The Senate Standing Committee on Information Technology and Telecommunications was briefed on Wednesday that at the time of privatisation of Pakistan Telecommunication Company Limited (PTCL) the then government had committed to transfer certain properties of the company which didn’t even exist.
During the briefing before the standing committee chaired by Senator Rubina Khalid, the secretary of Privatisation Commission said that China Mobile had placed a bid of $1.4 billion while Etisalat had struck the deal for 26 per cent stakes in the company against $2.6 billion.
In March 2006, the then government signed an agreement with Etisalat under which 3,384 properties of the PTCL had to be handed over to the company. However, the Senate body was briefed that the properties on the ground were only 3,248 while 38 properties could not be transferred, the committee was briefed.
The Privatisation Commission official informed the Senate committee, that after the government failed to transfer all properties to Etisalat — as mentioned in the agreement — the Middle East-based company has stopped the payment of $799 million to the government citing non-compliance of the agreement.
Senator Rehman Malik asked the officials what action has so far been taken against those responsible for the inclusion of false properties in the agreement. He directed the commission to brief Etisalat regarding the current situation.

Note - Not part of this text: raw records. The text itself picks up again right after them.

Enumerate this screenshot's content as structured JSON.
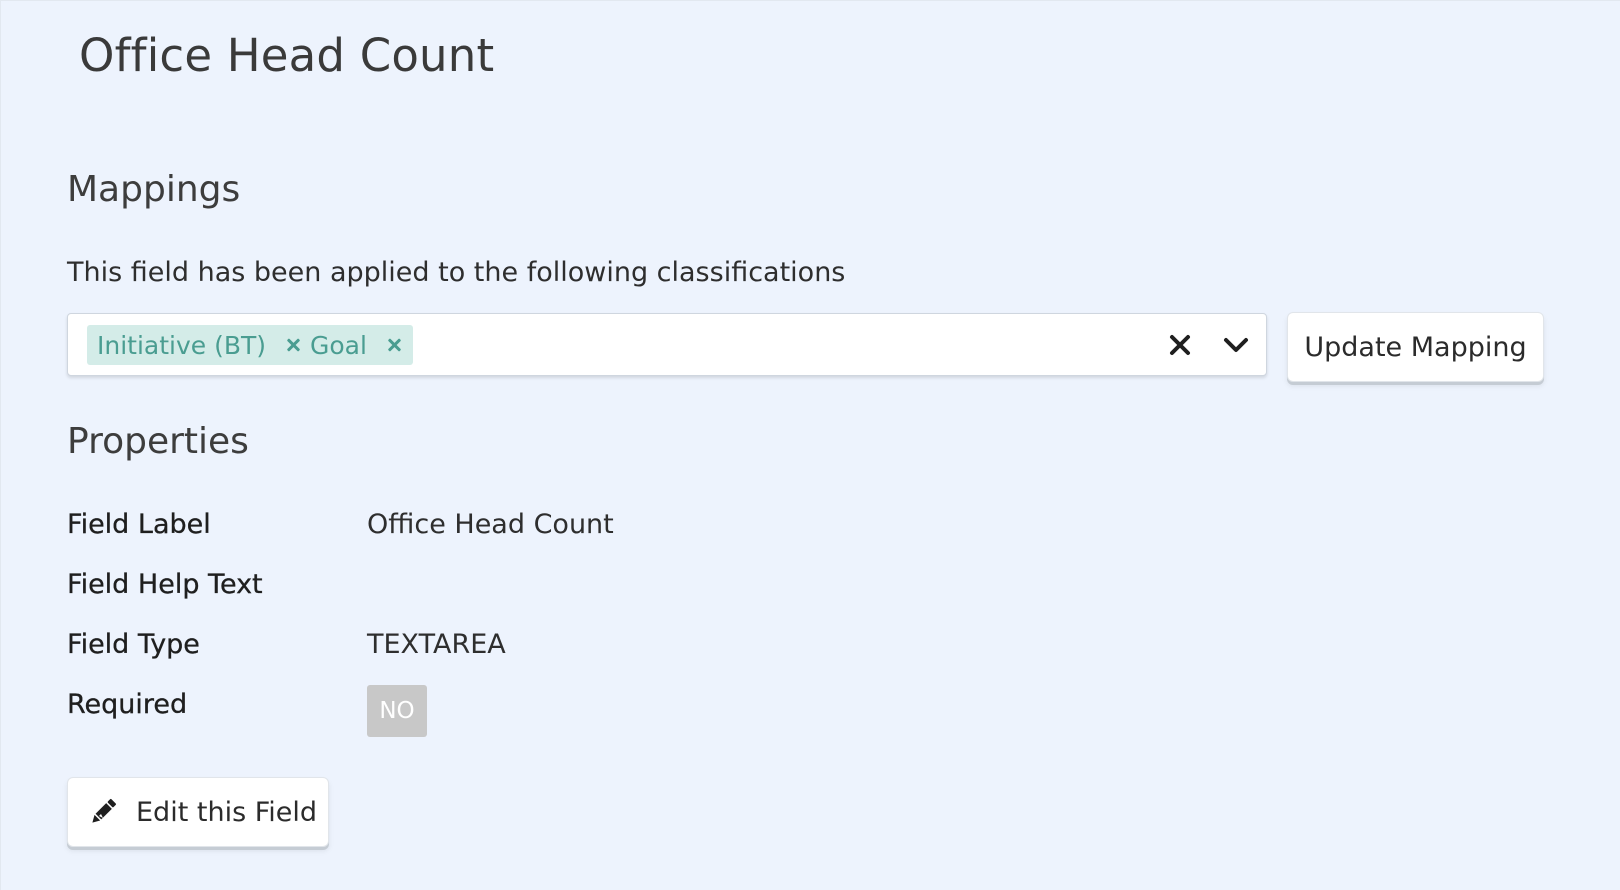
{
  "header": {
    "title": "Office Head Count"
  },
  "mappings": {
    "heading": "Mappings",
    "description": "This field has been applied to the following classifications",
    "selected": [
      {
        "label": "Initiative (BT)"
      },
      {
        "label": "Goal"
      }
    ],
    "update_label": "Update Mapping"
  },
  "properties": {
    "heading": "Properties",
    "rows": [
      {
        "label": "Field Label",
        "value": "Office Head Count"
      },
      {
        "label": "Field Help Text",
        "value": ""
      },
      {
        "label": "Field Type",
        "value": "TEXTAREA"
      },
      {
        "label": "Required",
        "value": "NO"
      }
    ]
  },
  "actions": {
    "edit_label": "Edit this Field"
  },
  "icons": {
    "chip_remove": "close-icon",
    "clear": "close-icon",
    "toggle": "chevron-down-icon",
    "edit": "pencil-icon"
  },
  "colors": {
    "background": "#edf3fd",
    "chip_bg": "#d4ece8",
    "chip_text": "#4a9d91",
    "badge_no_bg": "#c8c8c8"
  }
}
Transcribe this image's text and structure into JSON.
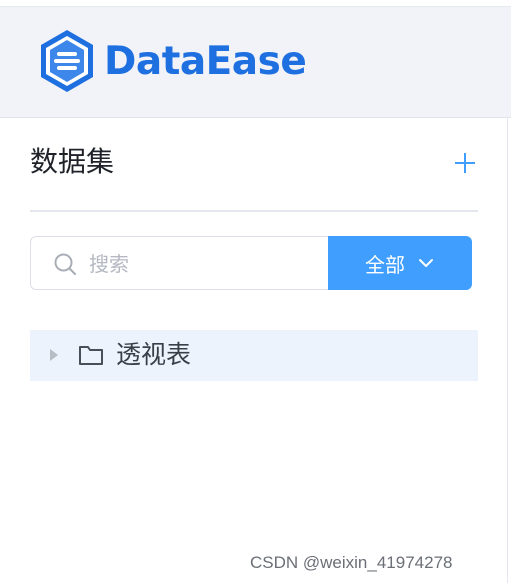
{
  "header": {
    "brand": "DataEase",
    "logo_icon": "dataease-logo-icon",
    "brand_color": "#1e6fe0",
    "background": "#f1f3f8"
  },
  "panel": {
    "title": "数据集",
    "add_icon": "plus-icon"
  },
  "search": {
    "placeholder": "搜索",
    "value": "",
    "icon": "search-icon"
  },
  "filter": {
    "label": "全部",
    "icon": "chevron-down-icon",
    "accent": "#409eff"
  },
  "tree": {
    "items": [
      {
        "label": "透视表",
        "icon": "folder-icon",
        "expanded": false
      }
    ],
    "highlight": "#ecf3fd"
  },
  "watermark": "CSDN @weixin_41974278"
}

The committee also discussed the reasons why PTCL pensioners had been denied the increase in pension despite orders from the Supreme Court.
The standing committee members expressed their resentment over the situation and directed the authorities to pay pensions to former employees of the PTCL by Jan 15, 2019.

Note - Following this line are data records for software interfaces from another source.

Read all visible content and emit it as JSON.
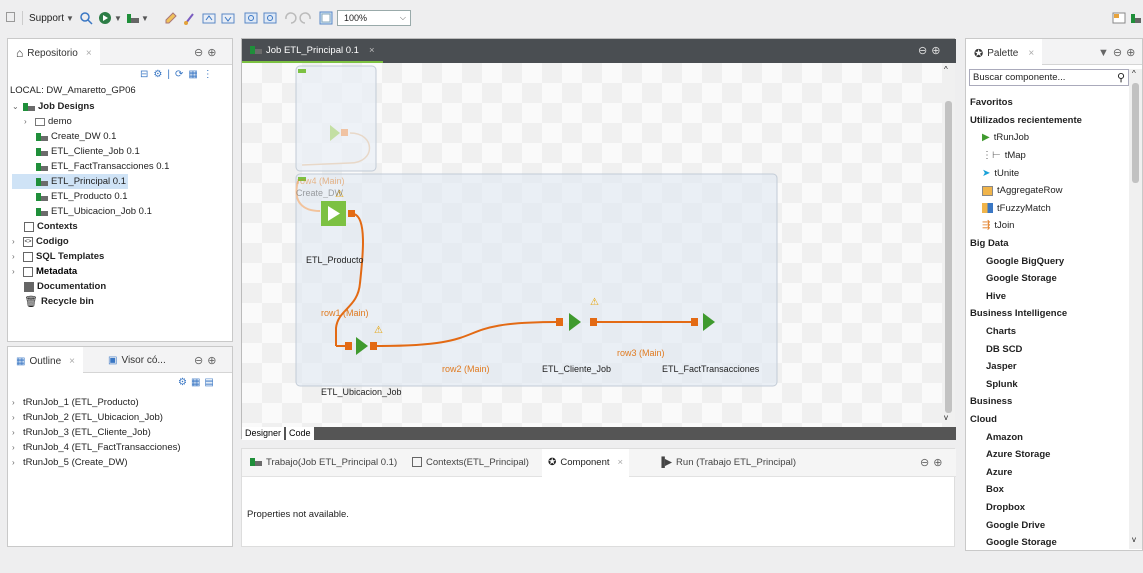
{
  "toolbar": {
    "run_label": "Support",
    "zoom": "100%"
  },
  "repository": {
    "tab_label": "Repositorio",
    "local_label": "LOCAL: DW_Amaretto_GP06",
    "tree": {
      "job_designs": "Job Designs",
      "demo": "demo",
      "jobs": [
        "Create_DW 0.1",
        "ETL_Cliente_Job 0.1",
        "ETL_FactTransacciones 0.1",
        "ETL_Principal 0.1",
        "ETL_Producto 0.1",
        "ETL_Ubicacion_Job 0.1"
      ],
      "contexts": "Contexts",
      "codigo": "Codigo",
      "sql": "SQL Templates",
      "metadata": "Metadata",
      "documentation": "Documentation",
      "recycle": "Recycle bin"
    }
  },
  "outline": {
    "tab_outline": "Outline",
    "tab_visor": "Visor có...",
    "items": [
      "tRunJob_1 (ETL_Producto)",
      "tRunJob_2 (ETL_Ubicacion_Job)",
      "tRunJob_3 (ETL_Cliente_Job)",
      "tRunJob_4 (ETL_FactTransacciones)",
      "tRunJob_5 (Create_DW)"
    ]
  },
  "editor": {
    "tab_label": "Job ETL_Principal 0.1",
    "designer": "Designer",
    "code": "Code",
    "nodes": {
      "create_dw": "Create_DW",
      "producto": "ETL_Producto",
      "ubicacion": "ETL_Ubicacion_Job",
      "cliente": "ETL_Cliente_Job",
      "fact": "ETL_FactTransacciones"
    },
    "links": {
      "row4": "row4 (Main)",
      "row1": "row1 (Main)",
      "row2": "row2 (Main)",
      "row3": "row3 (Main)"
    }
  },
  "bottom": {
    "tabs": [
      "Trabajo(Job ETL_Principal 0.1)",
      "Contexts(ETL_Principal)",
      "Component",
      "Run (Trabajo ETL_Principal)"
    ],
    "message": "Properties not available."
  },
  "palette": {
    "tab_label": "Palette",
    "search_placeholder": "Buscar componente...",
    "rows": [
      {
        "t": "Favoritos",
        "k": "cat"
      },
      {
        "t": "Utilizados recientemente",
        "k": "cat"
      },
      {
        "t": "tRunJob",
        "k": "item",
        "ic": "run"
      },
      {
        "t": "tMap",
        "k": "item",
        "ic": "map"
      },
      {
        "t": "tUnite",
        "k": "item",
        "ic": "unite"
      },
      {
        "t": "tAggregateRow",
        "k": "item",
        "ic": "agg"
      },
      {
        "t": "tFuzzyMatch",
        "k": "item",
        "ic": "fuzzy"
      },
      {
        "t": "tJoin",
        "k": "item",
        "ic": "join"
      },
      {
        "t": "Big Data",
        "k": "cat"
      },
      {
        "t": "Google BigQuery",
        "k": "sub"
      },
      {
        "t": "Google Storage",
        "k": "sub"
      },
      {
        "t": "Hive",
        "k": "sub"
      },
      {
        "t": "Business Intelligence",
        "k": "cat"
      },
      {
        "t": "Charts",
        "k": "sub"
      },
      {
        "t": "DB SCD",
        "k": "sub"
      },
      {
        "t": "Jasper",
        "k": "sub"
      },
      {
        "t": "Splunk",
        "k": "sub"
      },
      {
        "t": "Business",
        "k": "cat"
      },
      {
        "t": "Cloud",
        "k": "cat"
      },
      {
        "t": "Amazon",
        "k": "sub"
      },
      {
        "t": "Azure Storage",
        "k": "sub"
      },
      {
        "t": "Azure",
        "k": "sub"
      },
      {
        "t": "Box",
        "k": "sub"
      },
      {
        "t": "Dropbox",
        "k": "sub"
      },
      {
        "t": "Google Drive",
        "k": "sub"
      },
      {
        "t": "Google Storage",
        "k": "sub"
      }
    ]
  }
}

In 2006, Etisalat, the Gulf Arab regions second-largest telecom firm, signed an agreement to purchase a 26 per cent stake in PTCL for $2.6bn, but the company has withheld the payment of $799mn, due to problems linked with a transfer of real estate units.
Under the contract, the government agreed to transfer the properties before Etisalat made the full payment.

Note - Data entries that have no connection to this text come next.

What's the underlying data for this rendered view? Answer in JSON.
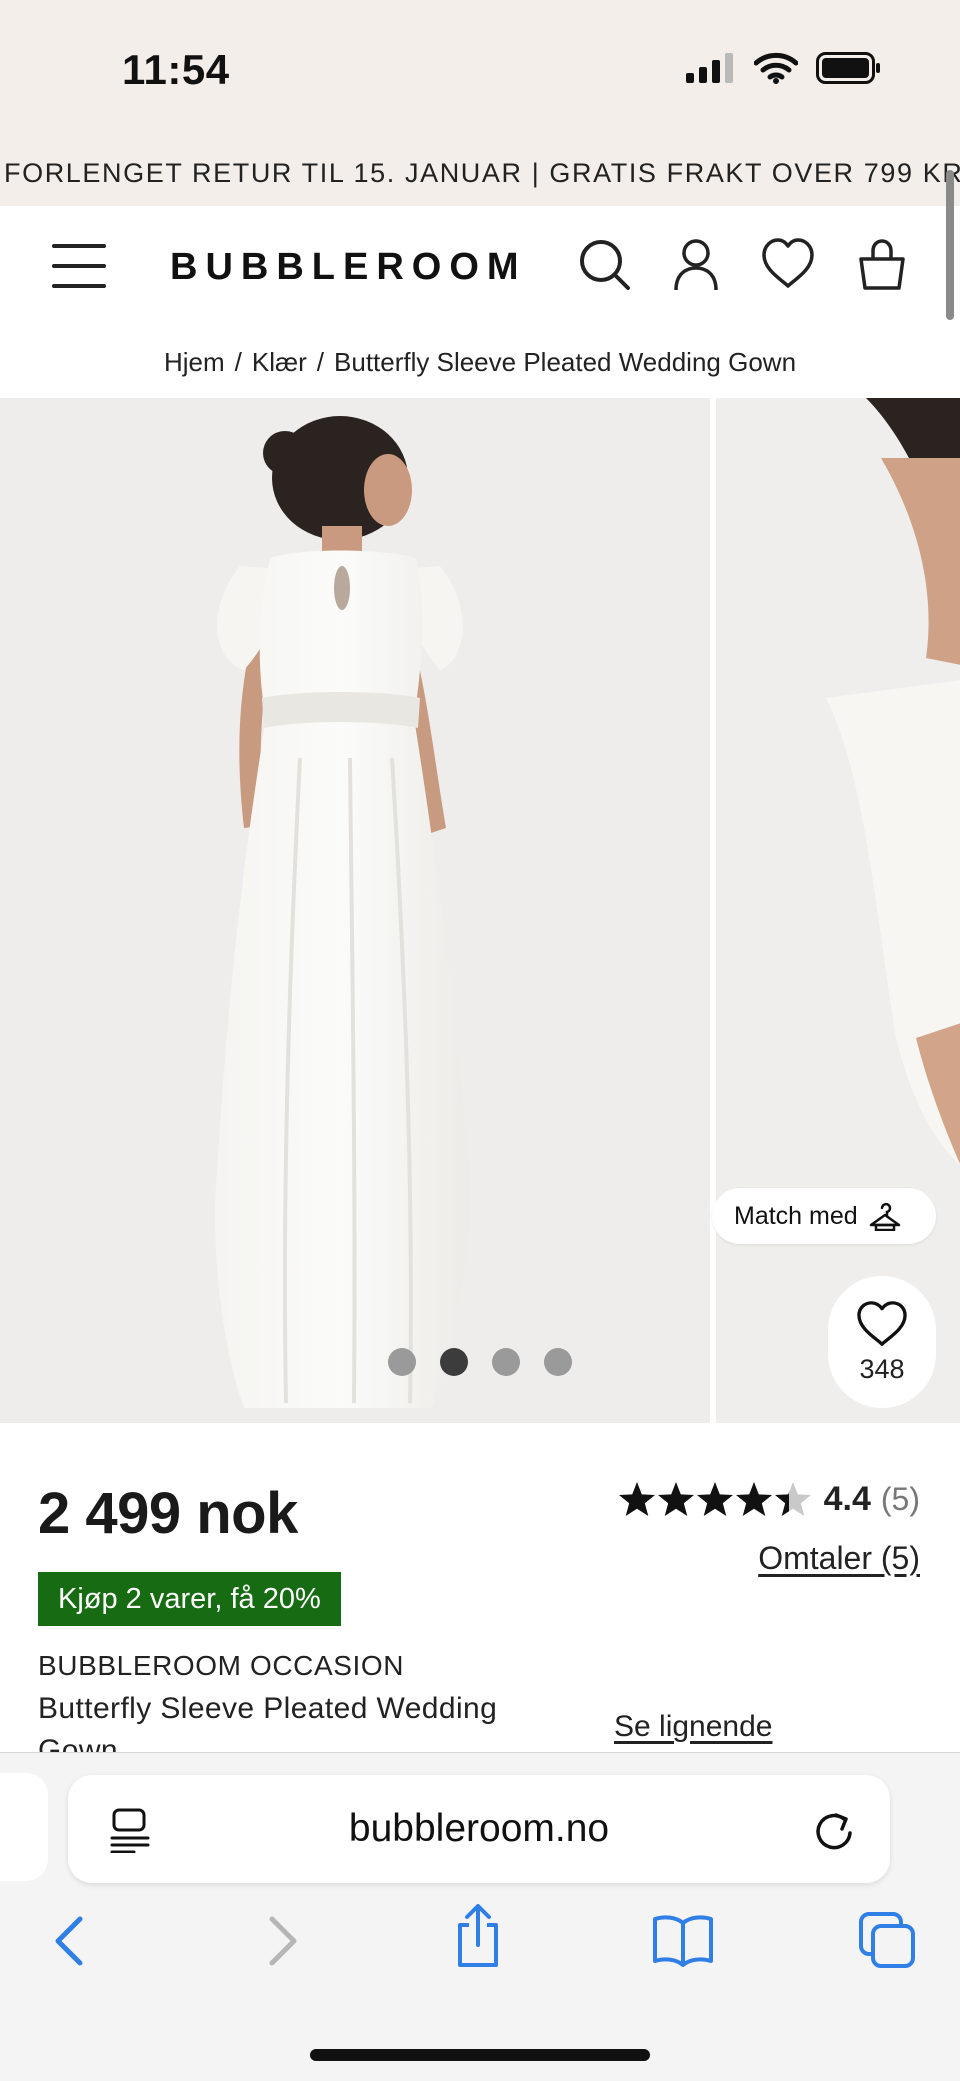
{
  "status_bar": {
    "time": "11:54",
    "icons": [
      "signal-icon",
      "wifi-icon",
      "battery-icon"
    ]
  },
  "promo_banner": {
    "text": "FORLENGET RETUR TIL 15. JANUAR | GRATIS FRAKT OVER 799 KR*"
  },
  "header": {
    "logo": "BUBBLEROOM",
    "icons": [
      "menu-icon",
      "search-icon",
      "account-icon",
      "heart-icon",
      "bag-icon"
    ]
  },
  "breadcrumb": {
    "items": [
      "Hjem",
      "Klær",
      "Butterfly Sleeve Pleated Wedding Gown"
    ],
    "separator": "/"
  },
  "gallery": {
    "slide_count": 4,
    "active_slide": 2,
    "match_label": "Match med",
    "favorites_count": "348"
  },
  "product": {
    "price": "2 499 nok",
    "promo_badge": "Kjøp 2 varer, få 20%",
    "brand": "BUBBLEROOM OCCASION",
    "name_line1": "Butterfly Sleeve Pleated Wedding",
    "name_line2": "Gown",
    "rating_value": "4.4",
    "rating_count": "(5)",
    "rating_stars": 4.4,
    "reviews_link": "Omtaler (5)",
    "similar_link": "Se lignende"
  },
  "browser": {
    "url": "bubbleroom.no",
    "toolbar_icons": [
      "back-icon",
      "forward-icon",
      "share-icon",
      "bookmarks-icon",
      "tabs-icon"
    ]
  },
  "colors": {
    "banner_bg": "#f3eee9",
    "promo_badge_bg": "#176b12",
    "safari_blue": "#2f7fe6"
  }
}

Etisalat has faced increased competition in its home market after its monopoly was broken in 2007 by Dubai-based du. Etisalat, operating in 18 countries, including Egypt and India, is one of a number of Gulf Arab telecom operators that have expanded overseas after losing their monopolies at home.